**Goal of the exercise**. The answer must consist of each line of the records below that contains the string "inequality".

**Given data**.
---

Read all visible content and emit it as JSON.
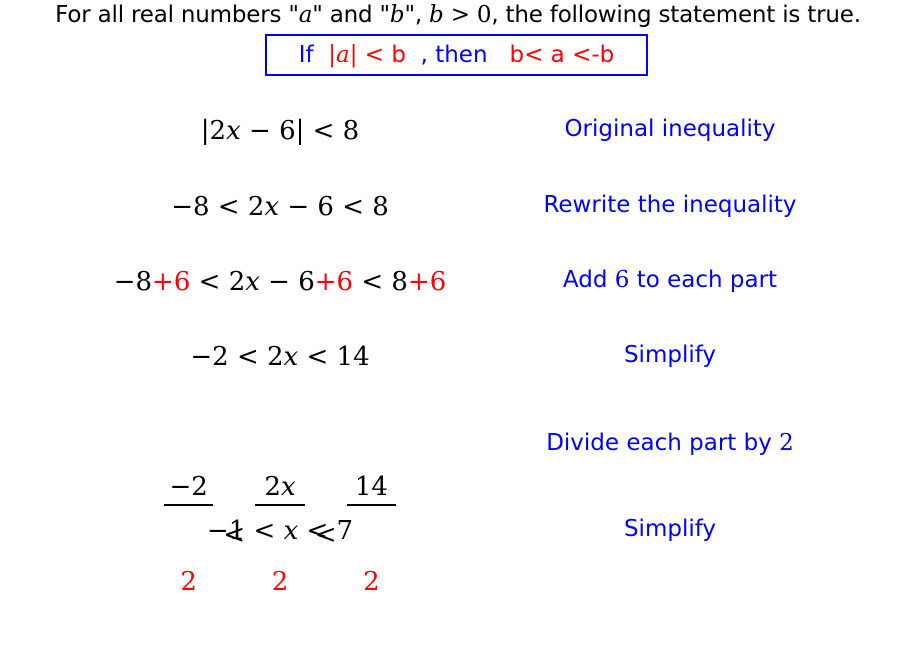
{
  "intro": {
    "text_before_a": "For all real numbers \"",
    "var_a": "a",
    "text_between": "\" and \"",
    "var_b": "b",
    "text_after_b": "\", ",
    "condition_var": "b",
    "condition_rel": " > 0",
    "text_end": ", the following statement is true."
  },
  "rule": {
    "if_label": "If  ",
    "abs_expr": "|a|",
    "premise_rest": " < b ",
    "then_label": " , then   ",
    "conclusion": "b< a <-b"
  },
  "colors": {
    "highlight": "#ff0000",
    "annotation": "#0000ff",
    "text": "#000000"
  },
  "steps": [
    {
      "math_parts": [
        {
          "text": "|2",
          "color": "black"
        },
        {
          "text": "x",
          "color": "black",
          "italic": true
        },
        {
          "text": " − 6| < 8",
          "color": "black"
        }
      ],
      "label": "Original inequality"
    },
    {
      "math_parts": [
        {
          "text": "−8 < 2",
          "color": "black"
        },
        {
          "text": "x",
          "color": "black",
          "italic": true
        },
        {
          "text": " − 6 < 8",
          "color": "black"
        }
      ],
      "label": "Rewrite the inequality"
    },
    {
      "math_parts": [
        {
          "text": "−8",
          "color": "black"
        },
        {
          "text": "+6",
          "color": "red"
        },
        {
          "text": " < 2",
          "color": "black"
        },
        {
          "text": "x",
          "color": "black",
          "italic": true
        },
        {
          "text": " − 6",
          "color": "black"
        },
        {
          "text": "+6",
          "color": "red"
        },
        {
          "text": " < 8",
          "color": "black"
        },
        {
          "text": "+6",
          "color": "red"
        }
      ],
      "label_before": "Add ",
      "label_number": "6",
      "label_after": " to each part"
    },
    {
      "math_parts": [
        {
          "text": "−2 < 2",
          "color": "black"
        },
        {
          "text": "x",
          "color": "black",
          "italic": true
        },
        {
          "text": " < 14",
          "color": "black"
        }
      ],
      "label": "Simplify"
    },
    {
      "fractions": [
        {
          "numerator": "−2",
          "denominator": "2"
        },
        {
          "numerator_coef": "2",
          "numerator_var": "x",
          "denominator": "2"
        },
        {
          "numerator": "14",
          "denominator": "2"
        }
      ],
      "relation": "<",
      "label_before": "Divide each part by ",
      "label_number": "2"
    },
    {
      "math_parts": [
        {
          "text": "−1 < ",
          "color": "black"
        },
        {
          "text": "x",
          "color": "black",
          "italic": true
        },
        {
          "text": " < 7",
          "color": "black"
        }
      ],
      "label": "Simplify"
    }
  ]
}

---

**Task solution**.
      "label": "Original inequality"
      "label": "Rewrite the inequality"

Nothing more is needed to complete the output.